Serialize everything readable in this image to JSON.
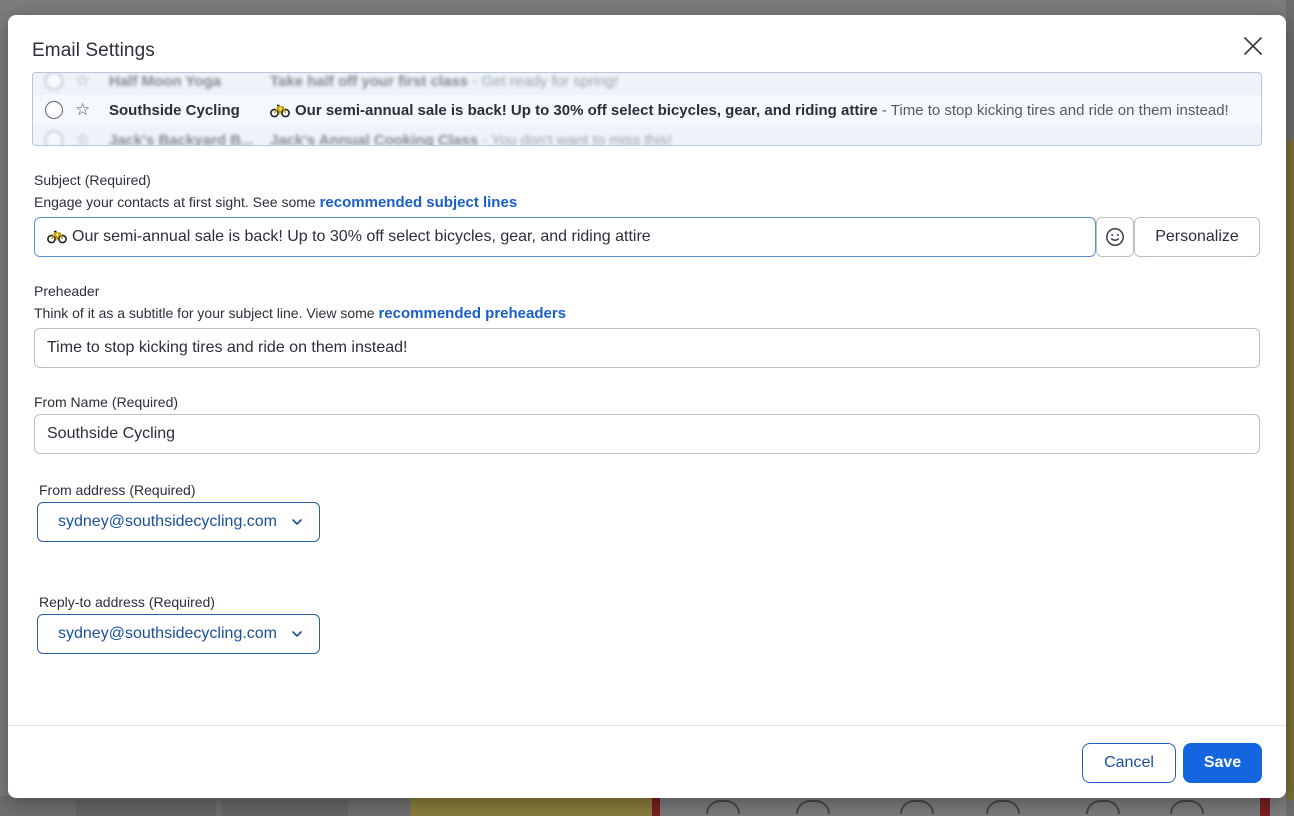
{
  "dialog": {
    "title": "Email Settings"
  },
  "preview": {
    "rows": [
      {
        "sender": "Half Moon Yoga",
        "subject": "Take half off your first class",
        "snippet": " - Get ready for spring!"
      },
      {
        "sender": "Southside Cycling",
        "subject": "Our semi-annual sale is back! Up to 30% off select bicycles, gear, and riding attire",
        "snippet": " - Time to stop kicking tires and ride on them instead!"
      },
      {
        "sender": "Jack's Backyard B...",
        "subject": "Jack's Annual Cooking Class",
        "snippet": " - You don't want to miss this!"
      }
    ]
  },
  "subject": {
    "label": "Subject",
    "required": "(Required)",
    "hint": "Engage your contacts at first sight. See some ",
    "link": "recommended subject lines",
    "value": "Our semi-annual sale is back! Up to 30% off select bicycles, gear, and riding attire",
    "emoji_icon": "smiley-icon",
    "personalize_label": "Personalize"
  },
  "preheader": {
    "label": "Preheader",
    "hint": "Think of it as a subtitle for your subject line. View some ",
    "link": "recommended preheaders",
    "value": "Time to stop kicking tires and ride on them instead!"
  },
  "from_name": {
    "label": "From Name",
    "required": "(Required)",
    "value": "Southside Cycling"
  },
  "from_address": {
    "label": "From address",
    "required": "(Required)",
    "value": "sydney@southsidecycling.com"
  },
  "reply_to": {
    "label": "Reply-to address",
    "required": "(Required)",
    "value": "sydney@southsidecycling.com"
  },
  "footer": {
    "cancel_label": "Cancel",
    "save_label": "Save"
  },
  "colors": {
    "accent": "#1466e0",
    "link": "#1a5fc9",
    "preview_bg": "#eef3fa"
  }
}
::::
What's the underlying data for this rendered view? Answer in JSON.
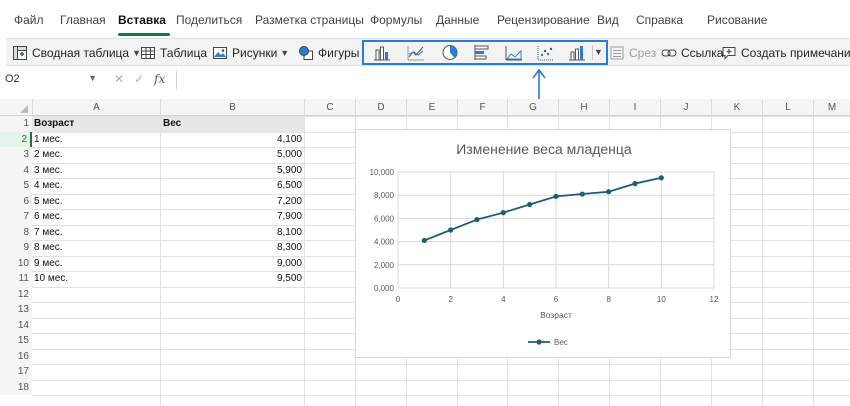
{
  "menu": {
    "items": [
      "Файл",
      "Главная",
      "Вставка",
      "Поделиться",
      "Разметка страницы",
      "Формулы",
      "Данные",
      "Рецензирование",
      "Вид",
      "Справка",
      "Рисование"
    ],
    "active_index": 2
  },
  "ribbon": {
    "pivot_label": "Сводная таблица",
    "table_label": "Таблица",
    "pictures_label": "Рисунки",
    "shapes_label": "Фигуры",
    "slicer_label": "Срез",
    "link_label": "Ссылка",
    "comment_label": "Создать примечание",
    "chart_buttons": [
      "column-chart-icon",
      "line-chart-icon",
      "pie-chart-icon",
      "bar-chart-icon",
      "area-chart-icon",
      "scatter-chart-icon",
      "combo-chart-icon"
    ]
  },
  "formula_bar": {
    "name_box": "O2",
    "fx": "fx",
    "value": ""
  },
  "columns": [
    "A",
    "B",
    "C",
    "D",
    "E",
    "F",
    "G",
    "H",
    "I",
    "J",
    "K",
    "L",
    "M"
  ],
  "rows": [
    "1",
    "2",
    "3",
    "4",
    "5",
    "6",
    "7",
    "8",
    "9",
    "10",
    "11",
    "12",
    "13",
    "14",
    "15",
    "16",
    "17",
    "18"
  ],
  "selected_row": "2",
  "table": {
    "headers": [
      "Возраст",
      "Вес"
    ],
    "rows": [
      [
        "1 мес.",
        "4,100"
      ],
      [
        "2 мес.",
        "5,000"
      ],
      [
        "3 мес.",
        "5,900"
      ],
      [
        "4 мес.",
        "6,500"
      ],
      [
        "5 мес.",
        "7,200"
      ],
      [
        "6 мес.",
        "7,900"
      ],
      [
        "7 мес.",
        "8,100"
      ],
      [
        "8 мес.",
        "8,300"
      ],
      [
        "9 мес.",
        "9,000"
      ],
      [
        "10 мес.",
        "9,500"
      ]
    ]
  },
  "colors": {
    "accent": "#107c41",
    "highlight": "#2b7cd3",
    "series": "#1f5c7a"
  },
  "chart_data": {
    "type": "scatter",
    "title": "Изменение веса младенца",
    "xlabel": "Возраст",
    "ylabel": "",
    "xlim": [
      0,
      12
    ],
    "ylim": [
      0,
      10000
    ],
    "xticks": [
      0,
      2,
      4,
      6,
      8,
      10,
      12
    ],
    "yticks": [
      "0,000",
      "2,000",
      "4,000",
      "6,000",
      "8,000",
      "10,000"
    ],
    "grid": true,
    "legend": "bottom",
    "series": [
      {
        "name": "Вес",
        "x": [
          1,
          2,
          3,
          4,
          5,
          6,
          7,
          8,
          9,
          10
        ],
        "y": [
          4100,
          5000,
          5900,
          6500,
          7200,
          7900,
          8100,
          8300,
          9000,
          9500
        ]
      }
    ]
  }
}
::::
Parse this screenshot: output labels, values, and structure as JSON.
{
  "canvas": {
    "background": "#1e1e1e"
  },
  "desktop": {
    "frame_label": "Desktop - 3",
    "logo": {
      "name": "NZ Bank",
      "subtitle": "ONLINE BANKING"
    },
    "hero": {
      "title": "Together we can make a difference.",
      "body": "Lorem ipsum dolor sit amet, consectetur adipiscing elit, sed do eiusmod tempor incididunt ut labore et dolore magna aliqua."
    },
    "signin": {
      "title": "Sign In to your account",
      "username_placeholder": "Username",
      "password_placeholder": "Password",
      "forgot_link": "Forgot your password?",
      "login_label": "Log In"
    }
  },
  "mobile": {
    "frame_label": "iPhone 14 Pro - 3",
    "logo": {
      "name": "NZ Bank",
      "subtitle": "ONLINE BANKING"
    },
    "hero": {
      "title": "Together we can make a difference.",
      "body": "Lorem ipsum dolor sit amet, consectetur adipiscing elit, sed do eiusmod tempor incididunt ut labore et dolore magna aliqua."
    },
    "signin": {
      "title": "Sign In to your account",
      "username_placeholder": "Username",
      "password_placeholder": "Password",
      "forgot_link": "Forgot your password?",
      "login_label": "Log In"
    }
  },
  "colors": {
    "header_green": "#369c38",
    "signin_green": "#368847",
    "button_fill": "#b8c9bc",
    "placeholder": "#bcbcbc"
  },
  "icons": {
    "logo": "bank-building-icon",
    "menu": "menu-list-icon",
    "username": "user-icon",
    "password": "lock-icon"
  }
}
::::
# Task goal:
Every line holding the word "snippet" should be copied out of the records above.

# Your response:
        "snippet": " - Get ready for spring!"
        "snippet": " - Time to stop kicking tires and ride on them instead!"
        "snippet": " - You don't want to miss this!"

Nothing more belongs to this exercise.